Pull out each line of the records holding the string "Date".

» EXERCISE MATERIAL:
=== Begin Enclosure ===

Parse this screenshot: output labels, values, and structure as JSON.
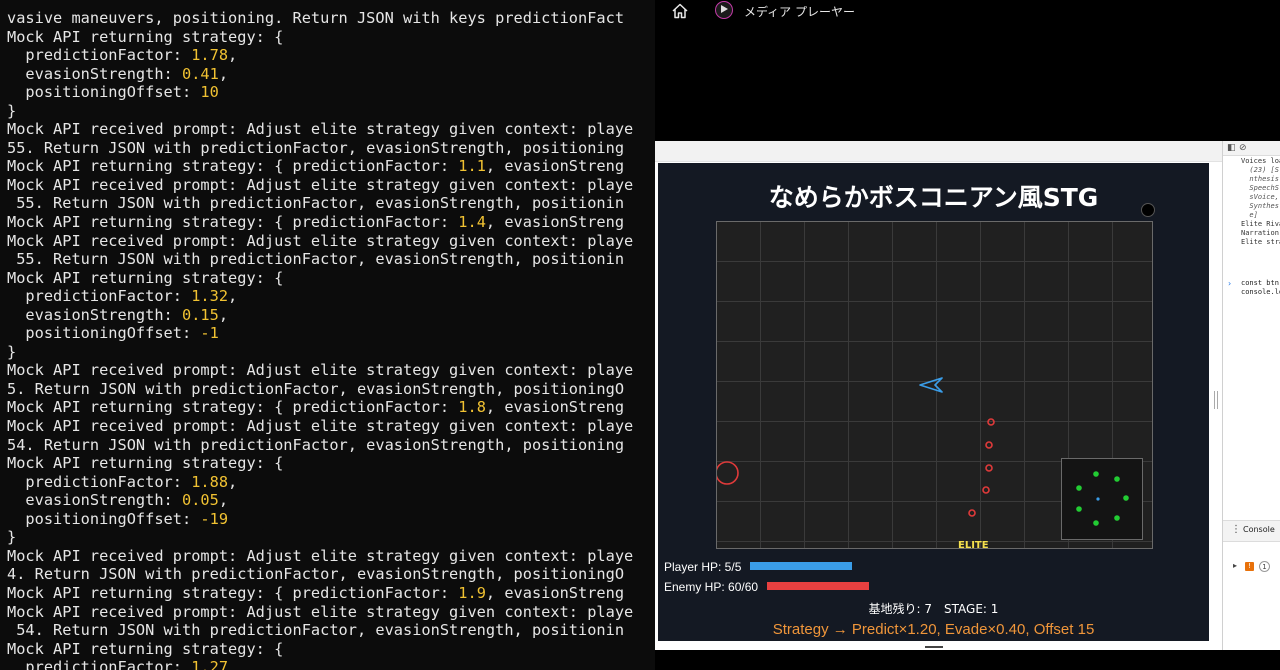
{
  "terminal": {
    "lines": [
      [
        {
          "t": "vasive maneuvers, positioning. Return JSON with keys predictionFact"
        }
      ],
      [
        {
          "t": "Mock API returning strategy: {"
        }
      ],
      [
        {
          "t": "  predictionFactor: "
        },
        {
          "t": "1.78",
          "n": true
        },
        {
          "t": ","
        }
      ],
      [
        {
          "t": "  evasionStrength: "
        },
        {
          "t": "0.41",
          "n": true
        },
        {
          "t": ","
        }
      ],
      [
        {
          "t": "  positioningOffset: "
        },
        {
          "t": "10",
          "n": true
        }
      ],
      [
        {
          "t": "}"
        }
      ],
      [
        {
          "t": "Mock API received prompt: Adjust elite strategy given context: playe"
        }
      ],
      [
        {
          "t": "55. Return JSON with predictionFactor, evasionStrength, positioning"
        }
      ],
      [
        {
          "t": "Mock API returning strategy: { predictionFactor: "
        },
        {
          "t": "1.1",
          "n": true
        },
        {
          "t": ", evasionStreng"
        }
      ],
      [
        {
          "t": "Mock API received prompt: Adjust elite strategy given context: playe"
        }
      ],
      [
        {
          "t": " 55. Return JSON with predictionFactor, evasionStrength, positionin"
        }
      ],
      [
        {
          "t": "Mock API returning strategy: { predictionFactor: "
        },
        {
          "t": "1.4",
          "n": true
        },
        {
          "t": ", evasionStreng"
        }
      ],
      [
        {
          "t": "Mock API received prompt: Adjust elite strategy given context: playe"
        }
      ],
      [
        {
          "t": " 55. Return JSON with predictionFactor, evasionStrength, positionin"
        }
      ],
      [
        {
          "t": "Mock API returning strategy: {"
        }
      ],
      [
        {
          "t": "  predictionFactor: "
        },
        {
          "t": "1.32",
          "n": true
        },
        {
          "t": ","
        }
      ],
      [
        {
          "t": "  evasionStrength: "
        },
        {
          "t": "0.15",
          "n": true
        },
        {
          "t": ","
        }
      ],
      [
        {
          "t": "  positioningOffset: "
        },
        {
          "t": "-1",
          "n": true
        }
      ],
      [
        {
          "t": "}"
        }
      ],
      [
        {
          "t": "Mock API received prompt: Adjust elite strategy given context: playe"
        }
      ],
      [
        {
          "t": "5. Return JSON with predictionFactor, evasionStrength, positioningO"
        }
      ],
      [
        {
          "t": "Mock API returning strategy: { predictionFactor: "
        },
        {
          "t": "1.8",
          "n": true
        },
        {
          "t": ", evasionStreng"
        }
      ],
      [
        {
          "t": "Mock API received prompt: Adjust elite strategy given context: playe"
        }
      ],
      [
        {
          "t": "54. Return JSON with predictionFactor, evasionStrength, positioning"
        }
      ],
      [
        {
          "t": "Mock API returning strategy: {"
        }
      ],
      [
        {
          "t": "  predictionFactor: "
        },
        {
          "t": "1.88",
          "n": true
        },
        {
          "t": ","
        }
      ],
      [
        {
          "t": "  evasionStrength: "
        },
        {
          "t": "0.05",
          "n": true
        },
        {
          "t": ","
        }
      ],
      [
        {
          "t": "  positioningOffset: "
        },
        {
          "t": "-19",
          "n": true
        }
      ],
      [
        {
          "t": "}"
        }
      ],
      [
        {
          "t": "Mock API received prompt: Adjust elite strategy given context: playe"
        }
      ],
      [
        {
          "t": "4. Return JSON with predictionFactor, evasionStrength, positioningO"
        }
      ],
      [
        {
          "t": "Mock API returning strategy: { predictionFactor: "
        },
        {
          "t": "1.9",
          "n": true
        },
        {
          "t": ", evasionStreng"
        }
      ],
      [
        {
          "t": "Mock API received prompt: Adjust elite strategy given context: playe"
        }
      ],
      [
        {
          "t": " 54. Return JSON with predictionFactor, evasionStrength, positionin"
        }
      ],
      [
        {
          "t": "Mock API returning strategy: {"
        }
      ],
      [
        {
          "t": "  predictionFactor: "
        },
        {
          "t": "1.27",
          "n": true
        }
      ]
    ],
    "number_color": "#f1c232"
  },
  "media_player": {
    "title": "メディア プレーヤー",
    "icons": [
      "home-icon",
      "media-player-icon"
    ]
  },
  "game": {
    "title": "なめらかボスコニアン風STG",
    "elite_label": "ELITE",
    "player_hp": {
      "label": "Player HP: 5/5",
      "current": 5,
      "max": 5,
      "color": "#3a9de8"
    },
    "enemy_hp": {
      "label": "Enemy HP: 60/60",
      "current": 60,
      "max": 60,
      "color": "#e84040"
    },
    "status": "基地残り: 7　STAGE: 1",
    "strategy": "Strategy → Predict×1.20, Evade×0.40, Offset 15",
    "strategy_color": "#f0963a"
  },
  "devtools": {
    "log_lines": [
      {
        "t": "Voices loa",
        "i": false
      },
      {
        "t": "  (23) [S",
        "i": true
      },
      {
        "t": "  nthesis",
        "i": true
      },
      {
        "t": "  SpeechS",
        "i": true
      },
      {
        "t": "  sVoice,",
        "i": true
      },
      {
        "t": "  Synthes",
        "i": true
      },
      {
        "t": "  e]",
        "i": true
      },
      {
        "t": "Elite Riva",
        "i": false
      },
      {
        "t": "Narration",
        "i": false
      },
      {
        "t": "Elite stra",
        "i": false
      }
    ],
    "console_input": "const btn\nconsole.lo",
    "drawer_tab": "Console",
    "issue_count": "1"
  }
}
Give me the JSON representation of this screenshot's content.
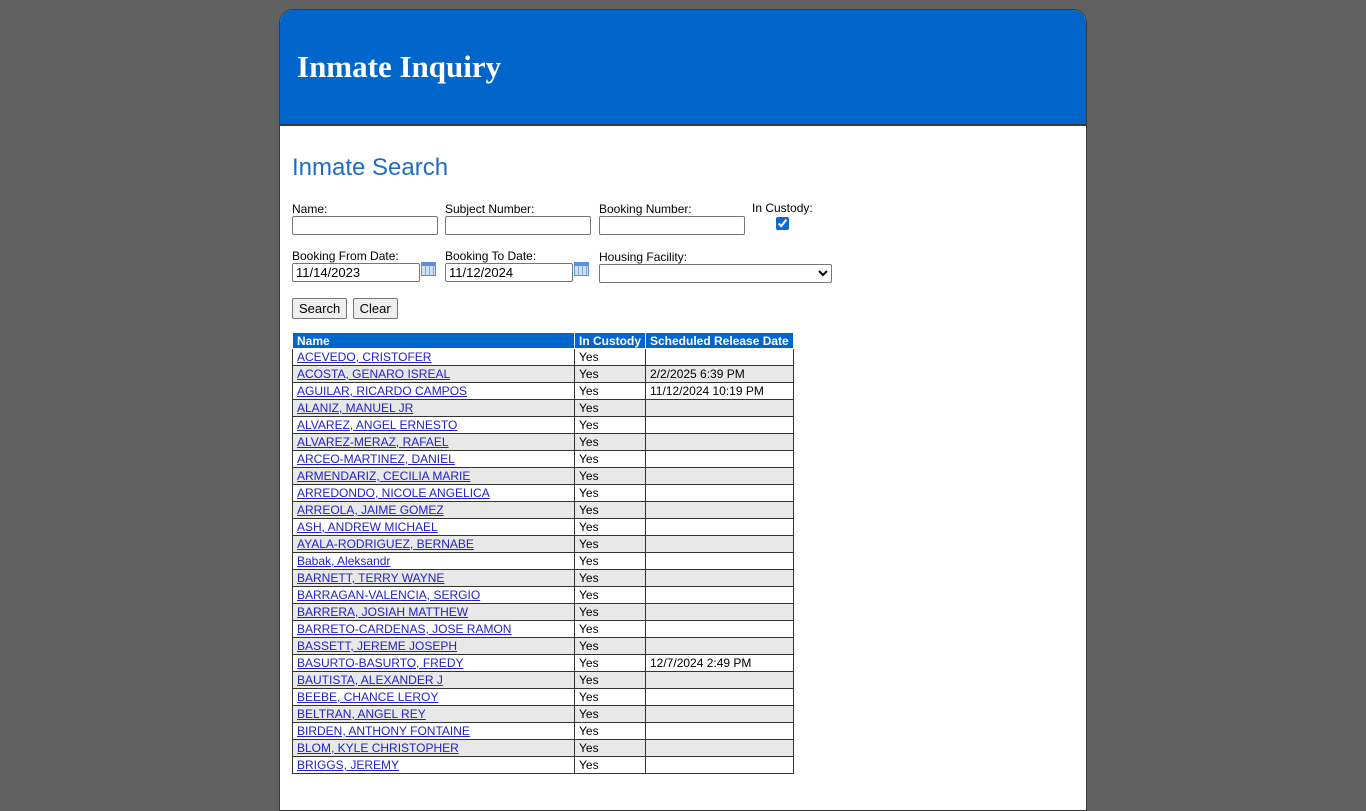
{
  "header": {
    "title": "Inmate Inquiry"
  },
  "search": {
    "title": "Inmate Search",
    "fields": {
      "name": {
        "label": "Name:",
        "value": ""
      },
      "subject_number": {
        "label": "Subject Number:",
        "value": ""
      },
      "booking_number": {
        "label": "Booking Number:",
        "value": ""
      },
      "in_custody": {
        "label": "In Custody:",
        "checked": true
      },
      "booking_from": {
        "label": "Booking From Date:",
        "value": "11/14/2023"
      },
      "booking_to": {
        "label": "Booking To Date:",
        "value": "11/12/2024"
      },
      "housing_facility": {
        "label": "Housing Facility:",
        "selected": ""
      }
    },
    "buttons": {
      "search": "Search",
      "clear": "Clear"
    }
  },
  "results": {
    "columns": [
      "Name",
      "In Custody",
      "Scheduled Release Date"
    ],
    "rows": [
      {
        "name": "ACEVEDO, CRISTOFER",
        "custody": "Yes",
        "release": ""
      },
      {
        "name": "ACOSTA, GENARO ISREAL",
        "custody": "Yes",
        "release": "2/2/2025 6:39 PM"
      },
      {
        "name": "AGUILAR, RICARDO CAMPOS",
        "custody": "Yes",
        "release": "11/12/2024 10:19 PM"
      },
      {
        "name": "ALANIZ, MANUEL JR",
        "custody": "Yes",
        "release": ""
      },
      {
        "name": "ALVAREZ, ANGEL ERNESTO",
        "custody": "Yes",
        "release": ""
      },
      {
        "name": "ALVAREZ-MERAZ, RAFAEL",
        "custody": "Yes",
        "release": ""
      },
      {
        "name": "ARCEO-MARTINEZ, DANIEL",
        "custody": "Yes",
        "release": ""
      },
      {
        "name": "ARMENDARIZ, CECILIA MARIE",
        "custody": "Yes",
        "release": ""
      },
      {
        "name": "ARREDONDO, NICOLE ANGELICA",
        "custody": "Yes",
        "release": ""
      },
      {
        "name": "ARREOLA, JAIME GOMEZ",
        "custody": "Yes",
        "release": ""
      },
      {
        "name": "ASH, ANDREW MICHAEL",
        "custody": "Yes",
        "release": ""
      },
      {
        "name": "AYALA-RODRIGUEZ, BERNABE",
        "custody": "Yes",
        "release": ""
      },
      {
        "name": "Babak, Aleksandr",
        "custody": "Yes",
        "release": ""
      },
      {
        "name": "BARNETT, TERRY WAYNE",
        "custody": "Yes",
        "release": ""
      },
      {
        "name": "BARRAGAN-VALENCIA, SERGIO",
        "custody": "Yes",
        "release": ""
      },
      {
        "name": "BARRERA, JOSIAH MATTHEW",
        "custody": "Yes",
        "release": ""
      },
      {
        "name": "BARRETO-CARDENAS, JOSE RAMON",
        "custody": "Yes",
        "release": ""
      },
      {
        "name": "BASSETT, JEREME JOSEPH",
        "custody": "Yes",
        "release": ""
      },
      {
        "name": "BASURTO-BASURTO, FREDY",
        "custody": "Yes",
        "release": "12/7/2024 2:49 PM"
      },
      {
        "name": "BAUTISTA, ALEXANDER J",
        "custody": "Yes",
        "release": ""
      },
      {
        "name": "BEEBE, CHANCE LEROY",
        "custody": "Yes",
        "release": ""
      },
      {
        "name": "BELTRAN, ANGEL REY",
        "custody": "Yes",
        "release": ""
      },
      {
        "name": "BIRDEN, ANTHONY FONTAINE",
        "custody": "Yes",
        "release": ""
      },
      {
        "name": "BLOM, KYLE CHRISTOPHER",
        "custody": "Yes",
        "release": ""
      },
      {
        "name": "BRIGGS, JEREMY",
        "custody": "Yes",
        "release": ""
      }
    ]
  }
}
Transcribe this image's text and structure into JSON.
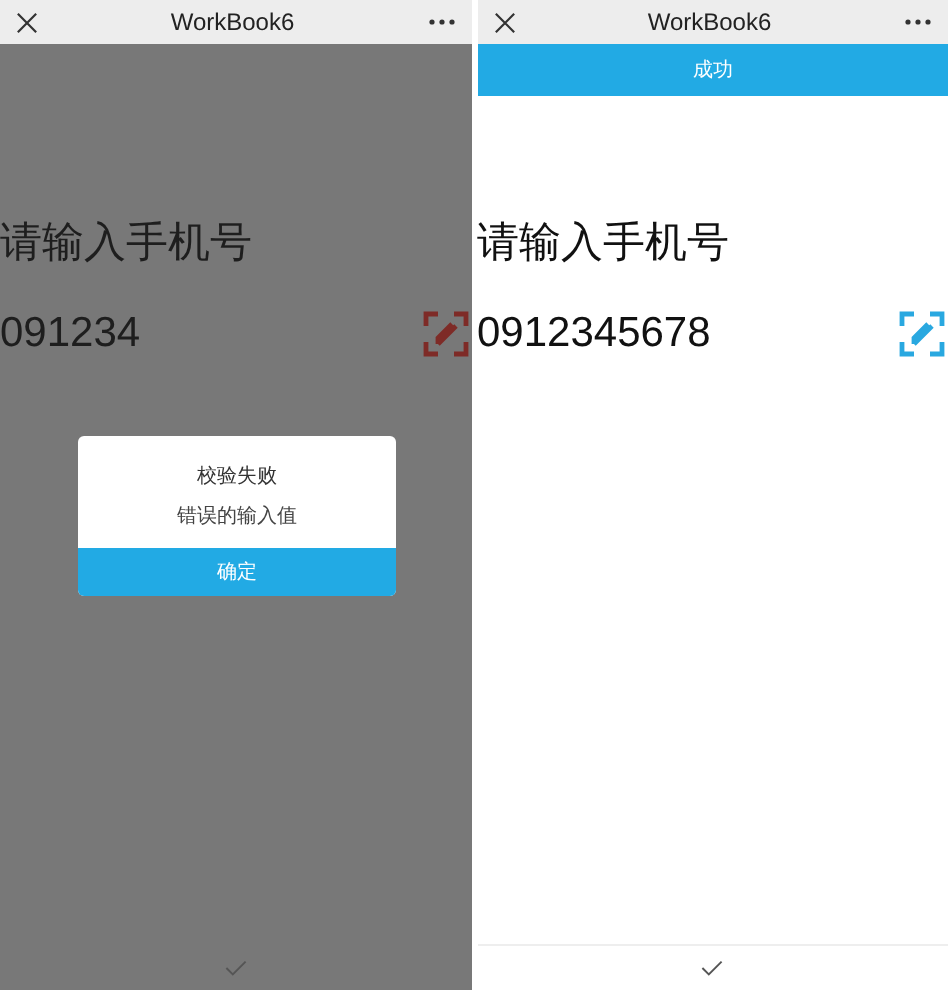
{
  "screens": [
    {
      "title": "WorkBook6",
      "prompt": "请输入手机号",
      "value": "091234",
      "color": "#7e2b27",
      "dimmed": true,
      "dialog": {
        "title": "校验失败",
        "message": "错误的输入值",
        "button": "确定"
      }
    },
    {
      "title": "WorkBook6",
      "banner": "成功",
      "prompt": "请输入手机号",
      "value": "0912345678",
      "color": "#29a8e0",
      "dimmed": false
    }
  ]
}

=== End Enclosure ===

» PROBLEM SOLUTION:
        "label": "Booking From Date:",
        "label": "Booking To Date:",
      "Scheduled Release Date"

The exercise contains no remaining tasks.